- **Web page and app entries**
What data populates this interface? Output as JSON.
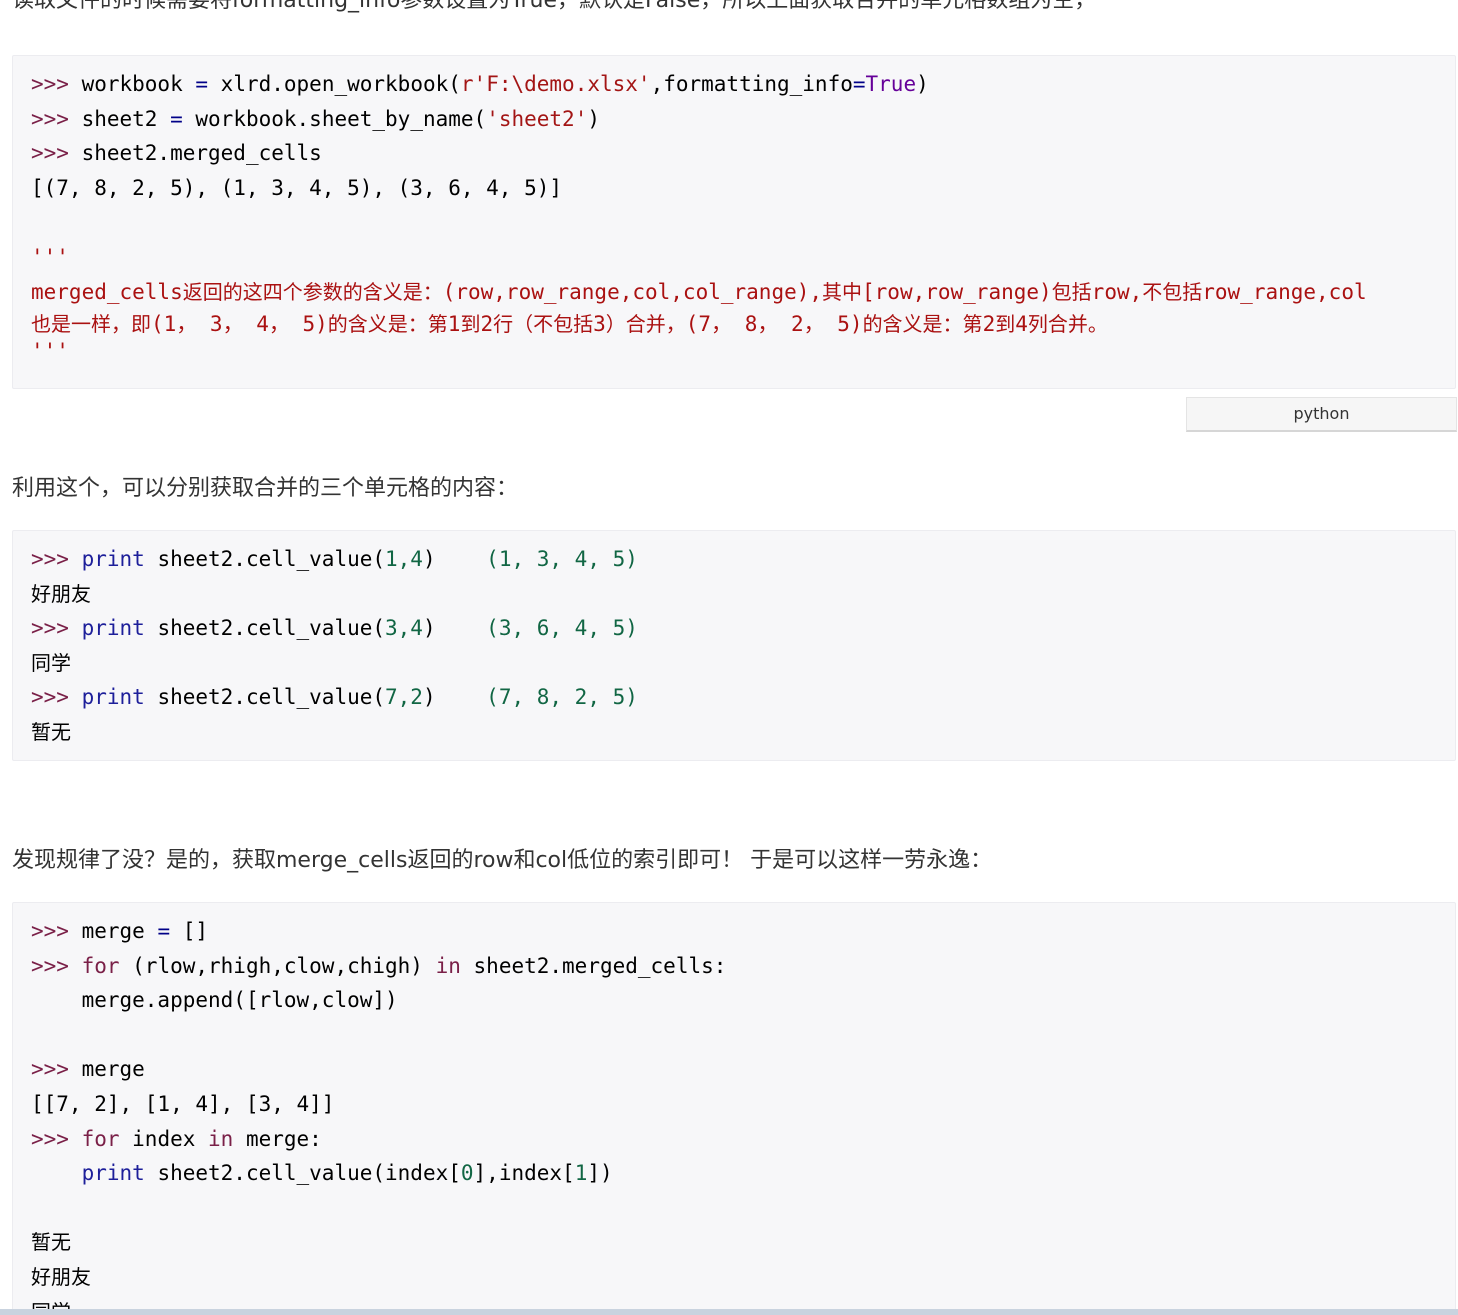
{
  "intro_cut": "读取文件的时候需要将formatting_info参数设置为True，默认是False，所以上面获取合并的单元格数组为空，",
  "block1": {
    "l1_prompt": ">>> ",
    "l1_a": "workbook ",
    "l1_eq": "=",
    "l1_b": " xlrd.open_workbook(",
    "l1_str": "r'F:\\demo.xlsx'",
    "l1_c": ",formatting_info",
    "l1_eq2": "=",
    "l1_bool": "True",
    "l1_d": ")",
    "l2_prompt": ">>> ",
    "l2_a": "sheet2 ",
    "l2_eq": "=",
    "l2_b": " workbook.sheet_by_name(",
    "l2_str": "'sheet2'",
    "l2_c": ")",
    "l3_prompt": ">>> ",
    "l3_a": "sheet2.merged_cells",
    "l4": "[(7, 8, 2, 5), (1, 3, 4, 5), (3, 6, 4, 5)]",
    "q_open": "'''",
    "c1_a": "merged_cells",
    "c1_b": "返回的这四个参数的含义是：",
    "c1_c": "(row,row_range,col,col_range),",
    "c1_d": "其中",
    "c1_e": "[row,row_range)",
    "c1_f": "包括",
    "c1_g": "row,",
    "c1_h": "不包括",
    "c1_i": "row_range,col",
    "c2_a": "也是一样，即",
    "c2_b": "(1， 3， 4， 5)",
    "c2_c": "的含义是：第",
    "c2_d": "1",
    "c2_e": "到",
    "c2_f": "2",
    "c2_g": "行（不包括",
    "c2_h": "3",
    "c2_i": "）合并，",
    "c2_j": "(7， 8， 2， 5)",
    "c2_k": "的含义是：第",
    "c2_l": "2",
    "c2_m": "到",
    "c2_n": "4",
    "c2_o": "列合并。",
    "q_close": "'''"
  },
  "lang_label": "python",
  "para2": "利用这个，可以分别获取合并的三个单元格的内容：",
  "block2": {
    "prompt": ">>> ",
    "print_kw": "print",
    "r1_call": " sheet2.cell_value(",
    "r1_args": "1,4",
    "r1_close": ")",
    "r1_tuple": "    (1, 3, 4, 5)",
    "r1_out": "好朋友",
    "r2_args": "3,4",
    "r2_tuple": "    (3, 6, 4, 5)",
    "r2_out": "同学",
    "r3_args": "7,2",
    "r3_tuple": "    (7, 8, 2, 5)",
    "r3_out": "暂无"
  },
  "para3": "发现规律了没？是的，获取merge_cells返回的row和col低位的索引即可！ 于是可以这样一劳永逸：",
  "block3": {
    "prompt": ">>> ",
    "m1_a": "merge ",
    "m1_eq": "=",
    "m1_b": " []",
    "for_kw": "for",
    "m2_a": " (rlow,rhigh,clow,chigh) ",
    "in_kw": "in",
    "m2_b": " sheet2.merged_cells:",
    "m3_indent": "    ",
    "m3_a": "merge.append([rlow,clow])",
    "m4_a": "merge",
    "m5": "[[7, 2], [1, 4], [3, 4]]",
    "m6_a": " index ",
    "m6_b": " merge:",
    "print_kw": "print",
    "m7_a": " sheet2.cell_value(index[",
    "m7_n0": "0",
    "m7_b": "],index[",
    "m7_n1": "1",
    "m7_c": "])",
    "o1": "暂无",
    "o2": "好朋友",
    "o3": "同学"
  }
}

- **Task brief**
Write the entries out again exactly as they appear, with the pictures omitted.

- **Answer to this exercise**
What data populates this interface? Output as JSON.
{
  "intro_cut": "读取文件的时候需要将formatting_info参数设置为True，默认是False，所以上面获取合并的单元格数组为空，",
  "block1": {
    "l1_prompt": ">>> ",
    "l1_a": "workbook ",
    "l1_eq": "=",
    "l1_b": " xlrd.open_workbook(",
    "l1_str": "r'F:\\demo.xlsx'",
    "l1_c": ",formatting_info",
    "l1_eq2": "=",
    "l1_bool": "True",
    "l1_d": ")",
    "l2_prompt": ">>> ",
    "l2_a": "sheet2 ",
    "l2_eq": "=",
    "l2_b": " workbook.sheet_by_name(",
    "l2_str": "'sheet2'",
    "l2_c": ")",
    "l3_prompt": ">>> ",
    "l3_a": "sheet2.merged_cells",
    "l4": "[(7, 8, 2, 5), (1, 3, 4, 5), (3, 6, 4, 5)]",
    "q_open": "'''",
    "c1_a": "merged_cells",
    "c1_b": "返回的这四个参数的含义是：",
    "c1_c": "(row,row_range,col,col_range),",
    "c1_d": "其中",
    "c1_e": "[row,row_range)",
    "c1_f": "包括",
    "c1_g": "row,",
    "c1_h": "不包括",
    "c1_i": "row_range,col",
    "c2_a": "也是一样，即",
    "c2_b": "(1， 3， 4， 5)",
    "c2_c": "的含义是：第",
    "c2_d": "1",
    "c2_e": "到",
    "c2_f": "2",
    "c2_g": "行（不包括",
    "c2_h": "3",
    "c2_i": "）合并，",
    "c2_j": "(7， 8， 2， 5)",
    "c2_k": "的含义是：第",
    "c2_l": "2",
    "c2_m": "到",
    "c2_n": "4",
    "c2_o": "列合并。",
    "q_close": "'''"
  },
  "lang_label": "python",
  "para2": "利用这个，可以分别获取合并的三个单元格的内容：",
  "block2": {
    "prompt": ">>> ",
    "print_kw": "print",
    "r1_call": " sheet2.cell_value(",
    "r1_args": "1,4",
    "r1_close": ")",
    "r1_tuple": "    (1, 3, 4, 5)",
    "r1_out": "好朋友",
    "r2_args": "3,4",
    "r2_tuple": "    (3, 6, 4, 5)",
    "r2_out": "同学",
    "r3_args": "7,2",
    "r3_tuple": "    (7, 8, 2, 5)",
    "r3_out": "暂无"
  },
  "para3": "发现规律了没？是的，获取merge_cells返回的row和col低位的索引即可！ 于是可以这样一劳永逸：",
  "block3": {
    "prompt": ">>> ",
    "m1_a": "merge ",
    "m1_eq": "=",
    "m1_b": " []",
    "for_kw": "for",
    "m2_a": " (rlow,rhigh,clow,chigh) ",
    "in_kw": "in",
    "m2_b": " sheet2.merged_cells:",
    "m3_indent": "    ",
    "m3_a": "merge.append([rlow,clow])",
    "m4_a": "merge",
    "m5": "[[7, 2], [1, 4], [3, 4]]",
    "m6_a": " index ",
    "m6_b": " merge:",
    "print_kw": "print",
    "m7_a": " sheet2.cell_value(index[",
    "m7_n0": "0",
    "m7_b": "],index[",
    "m7_n1": "1",
    "m7_c": "])",
    "o1": "暂无",
    "o2": "好朋友",
    "o3": "同学"
  }
}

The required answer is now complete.